  • Polio eradication is within our reach. It will save money. It will prevent disability. It will save lives.

Time to get flu vaccine is now, say state health officials

Flu virus - courtesy of NAIAD

Flu virus – courtesy of NAIAD

From the Washington State Department of Health

Flu season is almost here and the time is now to get vaccinated to protect yourself, your family, and your community from the flu, says the Washington State Department of Health.

“Flu seasons are unpredictable, so it’s important to get your flu vaccine as soon as it’s available, before people start getting sick,” says State Health Officer Dr. Maxine Hayes. “Getting flu vaccine now will provide protection throughout the season. It’s not too early.”

Yearly flu vaccination is recommended for everyone age six months and older. It’s especially important for young kids; pregnant women; people 65 and older; caregivers; and people with medical conditions, like asthma, diabetes, heart disease, and neurological conditions.

Vaccine is already available from many health care providers, including pharmacies, and there are more vaccine options this year than ever before.

The vaccine is available as a flu shot or nasal spray. Some vaccines will protect against four different strains of flu virus; there’s an egg-free version for those with allergies; and a vaccine that uses a smaller needle than the typical flu shot. Ask your health care professional which vaccine is best for you and your family.

The Healthy People 2020 goal for flu vaccination coverage is 80 percent or higher. Only about 47 percent of people in Washington were vaccinated against flu last season so there’s work to be done. Communities are better protected from flu if vaccination rates are higher.

The state health department bought more than 754,000 doses of flu vaccine for kids through age 18. Kids can get the vaccine from their regular health care providers.

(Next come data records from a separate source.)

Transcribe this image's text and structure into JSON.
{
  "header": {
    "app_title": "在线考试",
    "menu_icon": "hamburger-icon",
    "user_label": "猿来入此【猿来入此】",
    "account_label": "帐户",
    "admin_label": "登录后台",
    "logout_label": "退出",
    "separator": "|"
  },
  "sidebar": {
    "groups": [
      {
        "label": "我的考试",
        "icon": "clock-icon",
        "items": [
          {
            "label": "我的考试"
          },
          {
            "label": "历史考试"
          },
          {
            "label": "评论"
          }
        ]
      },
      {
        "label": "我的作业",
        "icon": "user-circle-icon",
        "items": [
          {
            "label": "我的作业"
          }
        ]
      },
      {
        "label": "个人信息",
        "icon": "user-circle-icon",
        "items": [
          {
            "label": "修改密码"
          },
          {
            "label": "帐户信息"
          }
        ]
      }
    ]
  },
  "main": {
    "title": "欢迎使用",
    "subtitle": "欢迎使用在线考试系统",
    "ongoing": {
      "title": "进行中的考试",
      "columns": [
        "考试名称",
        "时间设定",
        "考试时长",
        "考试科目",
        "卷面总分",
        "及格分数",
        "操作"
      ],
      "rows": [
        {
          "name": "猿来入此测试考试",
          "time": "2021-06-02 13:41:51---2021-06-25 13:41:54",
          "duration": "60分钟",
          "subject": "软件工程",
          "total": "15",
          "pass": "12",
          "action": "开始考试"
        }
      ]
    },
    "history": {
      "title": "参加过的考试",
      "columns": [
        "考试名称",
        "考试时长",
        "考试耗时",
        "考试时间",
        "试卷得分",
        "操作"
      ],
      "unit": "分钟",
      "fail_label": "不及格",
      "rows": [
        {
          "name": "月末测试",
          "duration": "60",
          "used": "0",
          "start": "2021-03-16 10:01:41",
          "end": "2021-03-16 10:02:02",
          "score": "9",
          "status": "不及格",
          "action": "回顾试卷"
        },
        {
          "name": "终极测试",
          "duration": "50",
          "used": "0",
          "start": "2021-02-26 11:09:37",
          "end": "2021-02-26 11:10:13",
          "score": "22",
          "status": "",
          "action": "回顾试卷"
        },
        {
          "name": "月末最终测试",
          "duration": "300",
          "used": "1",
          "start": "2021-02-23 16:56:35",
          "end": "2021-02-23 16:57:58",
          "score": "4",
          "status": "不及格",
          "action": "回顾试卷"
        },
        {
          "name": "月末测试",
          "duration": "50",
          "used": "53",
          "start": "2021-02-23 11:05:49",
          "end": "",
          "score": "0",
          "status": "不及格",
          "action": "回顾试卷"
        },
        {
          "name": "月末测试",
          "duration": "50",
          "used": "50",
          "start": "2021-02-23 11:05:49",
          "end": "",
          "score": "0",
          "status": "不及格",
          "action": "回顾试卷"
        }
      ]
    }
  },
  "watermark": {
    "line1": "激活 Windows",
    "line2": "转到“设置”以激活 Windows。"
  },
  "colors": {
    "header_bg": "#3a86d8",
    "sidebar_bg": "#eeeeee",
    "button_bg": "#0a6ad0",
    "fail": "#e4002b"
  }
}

Kids under nine years old may need two doses for the best protection.

Health professionals may charge an office visit fee and an administration fee to give the vaccine. People who can’t afford the administration fee can ask to have it waived.

For adults, many health plans cover flu vaccines. To find a health care provider or immunization clinic, use the flu vaccine locator, contact your local health agency, or the Family Health Hotline at 1-800-322-2588. Information about flu and flu vaccine is available on the Department of Health website.

This year, the Department of Health is using a video that features real families reminding people to get a yearly flu vaccine. The video also features the Secretary of Health, John Weisman.  It’s on the agency’s flu resource page.